Chief U.S. negotiator in Iran talks to leave State Department: NYT http://t.co/ybu8RWaUnQ
— Reuters Politics (@ReutersPolitics) May 28, 2015
In Wendy Sherman, couldn’t have had a better partner. Lots of work left for her, inc w/ Iran, but wishing her well on the next chapter.
— Susan Rice (@AmbassadorRice) May 28, 2015
— Tamara Cofman Wittes (@tcwittes) May 28, 2015
— Robert Silverman (@silverrj99) May 28, 2015
Ms. Sherman, the No. 3 official at the State Department, said she did not expect to take another post in the administration, and she has not announced any plans. But she is close to Hillary Rodham Clinton, whose presidential campaign she supported in 2008, and who is running again for the Democratic nomination.
It was Mrs. Clinton who brought Ms. Sherman back into the government to handle Iran and other issues. Previously, she had worked as a social worker in Boston, a Senate campaign aide, and a counselor to Secretary of State Madeleine K. Albright during the Clinton administration, handling North Korea. Her congressional critics often cited that credential in critiquing her negotiations with Iran.
She’s actually No.4 (Kerry, Blinken, Higginbottom) and depending on what happens with the Iran Talks and 2016, we might see her again. Is this the start of the exodus from the 7th Floor?

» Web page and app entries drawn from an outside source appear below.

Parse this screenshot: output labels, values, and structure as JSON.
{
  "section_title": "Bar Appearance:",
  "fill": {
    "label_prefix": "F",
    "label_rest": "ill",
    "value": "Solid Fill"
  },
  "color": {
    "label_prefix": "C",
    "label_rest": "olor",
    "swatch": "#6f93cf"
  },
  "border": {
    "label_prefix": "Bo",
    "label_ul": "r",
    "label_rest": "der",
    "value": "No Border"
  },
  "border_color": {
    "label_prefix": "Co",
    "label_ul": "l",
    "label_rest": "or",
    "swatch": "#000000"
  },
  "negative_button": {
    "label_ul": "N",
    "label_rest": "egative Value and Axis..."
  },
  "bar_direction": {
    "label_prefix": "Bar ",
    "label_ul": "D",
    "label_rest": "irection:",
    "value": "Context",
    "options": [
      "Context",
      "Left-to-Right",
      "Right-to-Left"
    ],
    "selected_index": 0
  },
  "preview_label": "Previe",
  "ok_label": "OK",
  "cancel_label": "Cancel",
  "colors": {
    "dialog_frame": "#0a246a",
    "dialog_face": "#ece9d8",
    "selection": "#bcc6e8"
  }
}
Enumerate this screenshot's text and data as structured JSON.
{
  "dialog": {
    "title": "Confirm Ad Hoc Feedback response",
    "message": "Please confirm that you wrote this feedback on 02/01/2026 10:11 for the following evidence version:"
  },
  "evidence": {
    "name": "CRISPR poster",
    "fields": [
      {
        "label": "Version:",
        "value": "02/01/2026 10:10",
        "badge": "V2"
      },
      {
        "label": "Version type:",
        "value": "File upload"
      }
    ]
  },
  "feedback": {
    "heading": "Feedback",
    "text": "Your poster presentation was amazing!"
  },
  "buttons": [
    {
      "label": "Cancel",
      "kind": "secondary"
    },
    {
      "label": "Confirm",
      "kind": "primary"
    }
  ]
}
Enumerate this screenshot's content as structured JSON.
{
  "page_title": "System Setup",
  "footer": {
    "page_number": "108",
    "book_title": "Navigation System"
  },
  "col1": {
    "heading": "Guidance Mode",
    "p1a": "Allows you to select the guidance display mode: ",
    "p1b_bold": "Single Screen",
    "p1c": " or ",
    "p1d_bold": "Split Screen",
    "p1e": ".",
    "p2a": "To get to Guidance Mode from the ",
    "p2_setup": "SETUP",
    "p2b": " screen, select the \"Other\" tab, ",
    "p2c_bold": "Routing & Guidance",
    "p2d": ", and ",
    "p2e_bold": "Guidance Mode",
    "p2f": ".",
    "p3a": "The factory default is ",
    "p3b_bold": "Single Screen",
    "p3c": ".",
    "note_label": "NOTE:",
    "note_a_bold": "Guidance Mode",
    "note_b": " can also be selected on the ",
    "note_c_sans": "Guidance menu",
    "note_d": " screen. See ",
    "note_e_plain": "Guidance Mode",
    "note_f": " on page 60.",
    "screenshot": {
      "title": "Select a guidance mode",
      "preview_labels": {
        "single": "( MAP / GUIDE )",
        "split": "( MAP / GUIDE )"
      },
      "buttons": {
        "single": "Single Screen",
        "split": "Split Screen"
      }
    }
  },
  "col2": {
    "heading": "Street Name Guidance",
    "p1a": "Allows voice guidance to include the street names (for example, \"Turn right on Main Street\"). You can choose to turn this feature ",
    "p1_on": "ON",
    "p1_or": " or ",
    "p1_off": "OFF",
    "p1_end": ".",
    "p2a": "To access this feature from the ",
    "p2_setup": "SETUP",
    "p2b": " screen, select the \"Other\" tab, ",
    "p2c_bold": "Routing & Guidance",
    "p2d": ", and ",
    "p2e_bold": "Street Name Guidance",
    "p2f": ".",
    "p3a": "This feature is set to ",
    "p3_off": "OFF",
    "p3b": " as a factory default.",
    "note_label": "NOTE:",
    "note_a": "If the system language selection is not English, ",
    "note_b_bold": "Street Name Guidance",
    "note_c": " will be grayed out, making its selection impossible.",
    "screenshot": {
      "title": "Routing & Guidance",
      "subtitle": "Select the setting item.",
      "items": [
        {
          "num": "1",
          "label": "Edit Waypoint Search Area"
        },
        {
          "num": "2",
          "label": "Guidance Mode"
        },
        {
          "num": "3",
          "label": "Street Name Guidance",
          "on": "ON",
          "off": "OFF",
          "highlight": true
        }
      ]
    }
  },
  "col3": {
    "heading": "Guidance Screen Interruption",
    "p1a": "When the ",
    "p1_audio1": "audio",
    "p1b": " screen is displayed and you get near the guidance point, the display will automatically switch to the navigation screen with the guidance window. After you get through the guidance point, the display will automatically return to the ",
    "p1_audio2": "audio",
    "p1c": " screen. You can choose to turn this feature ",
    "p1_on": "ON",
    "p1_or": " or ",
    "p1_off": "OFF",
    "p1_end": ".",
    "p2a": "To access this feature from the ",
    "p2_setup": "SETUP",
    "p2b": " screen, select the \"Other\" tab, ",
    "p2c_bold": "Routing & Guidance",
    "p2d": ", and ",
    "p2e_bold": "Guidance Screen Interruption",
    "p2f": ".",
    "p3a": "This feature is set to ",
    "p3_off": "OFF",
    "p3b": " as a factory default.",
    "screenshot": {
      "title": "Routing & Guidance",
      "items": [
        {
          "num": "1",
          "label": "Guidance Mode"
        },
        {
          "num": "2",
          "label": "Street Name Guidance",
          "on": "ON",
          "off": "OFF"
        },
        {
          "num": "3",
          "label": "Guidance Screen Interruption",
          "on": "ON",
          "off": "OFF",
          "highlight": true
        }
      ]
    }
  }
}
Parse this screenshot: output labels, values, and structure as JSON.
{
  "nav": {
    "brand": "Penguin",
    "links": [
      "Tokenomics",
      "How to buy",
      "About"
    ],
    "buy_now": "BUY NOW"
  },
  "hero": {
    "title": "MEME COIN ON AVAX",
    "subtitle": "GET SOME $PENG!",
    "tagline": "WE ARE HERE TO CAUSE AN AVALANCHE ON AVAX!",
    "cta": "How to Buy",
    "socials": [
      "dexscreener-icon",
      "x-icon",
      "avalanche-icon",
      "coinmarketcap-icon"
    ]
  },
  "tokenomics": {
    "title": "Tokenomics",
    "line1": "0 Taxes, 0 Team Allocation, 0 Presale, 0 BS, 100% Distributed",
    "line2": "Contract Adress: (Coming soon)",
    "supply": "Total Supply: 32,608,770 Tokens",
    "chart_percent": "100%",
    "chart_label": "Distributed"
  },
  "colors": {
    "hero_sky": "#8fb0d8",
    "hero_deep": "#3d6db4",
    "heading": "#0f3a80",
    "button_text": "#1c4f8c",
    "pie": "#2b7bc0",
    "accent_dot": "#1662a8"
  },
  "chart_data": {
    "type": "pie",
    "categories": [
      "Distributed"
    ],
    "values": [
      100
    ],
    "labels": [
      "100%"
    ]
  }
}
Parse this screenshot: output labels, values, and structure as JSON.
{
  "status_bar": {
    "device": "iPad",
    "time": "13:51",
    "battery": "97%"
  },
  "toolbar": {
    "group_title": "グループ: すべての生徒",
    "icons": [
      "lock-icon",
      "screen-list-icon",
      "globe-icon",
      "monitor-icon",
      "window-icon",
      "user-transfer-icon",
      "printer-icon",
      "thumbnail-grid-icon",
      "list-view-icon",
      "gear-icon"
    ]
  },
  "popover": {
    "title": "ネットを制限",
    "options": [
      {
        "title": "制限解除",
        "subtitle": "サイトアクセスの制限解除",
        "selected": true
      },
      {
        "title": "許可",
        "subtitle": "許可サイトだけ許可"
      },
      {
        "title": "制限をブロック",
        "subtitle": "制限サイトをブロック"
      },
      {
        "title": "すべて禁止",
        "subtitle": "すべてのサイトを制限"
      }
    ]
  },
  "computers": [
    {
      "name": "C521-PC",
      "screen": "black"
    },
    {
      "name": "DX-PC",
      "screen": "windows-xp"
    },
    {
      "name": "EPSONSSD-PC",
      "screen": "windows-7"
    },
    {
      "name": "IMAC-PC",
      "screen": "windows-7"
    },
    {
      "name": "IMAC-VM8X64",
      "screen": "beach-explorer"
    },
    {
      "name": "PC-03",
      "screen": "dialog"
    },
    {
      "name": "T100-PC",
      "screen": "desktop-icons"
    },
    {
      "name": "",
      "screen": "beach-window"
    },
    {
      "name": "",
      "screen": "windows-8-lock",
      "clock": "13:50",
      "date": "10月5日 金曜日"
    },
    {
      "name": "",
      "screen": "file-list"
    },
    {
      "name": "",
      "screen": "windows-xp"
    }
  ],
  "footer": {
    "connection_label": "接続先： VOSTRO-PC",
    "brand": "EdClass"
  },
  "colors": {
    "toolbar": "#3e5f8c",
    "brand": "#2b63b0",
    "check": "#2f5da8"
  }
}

We don’t think this position will be too attractive for a political appointee at this point. Counting the vetting, nomination and confirmation, the wait could be anywhere between a couple of months to half a year. If that happens, that’ll give the new “P” barely a year on the job before the 2016 election, and the traditional resignation required when the new administration takes office in January 2017. That would be like 6 months to transition to the new job, and 6 months looking for a new job. Any political appointee who takes this on would appear desperate. We could be wrong, of course, but we anticipate that a career diplomat will succeed Ms. Sherman as “P.” This position has traditionally been assigned to a career diplomat, and that’s the most logical step right now.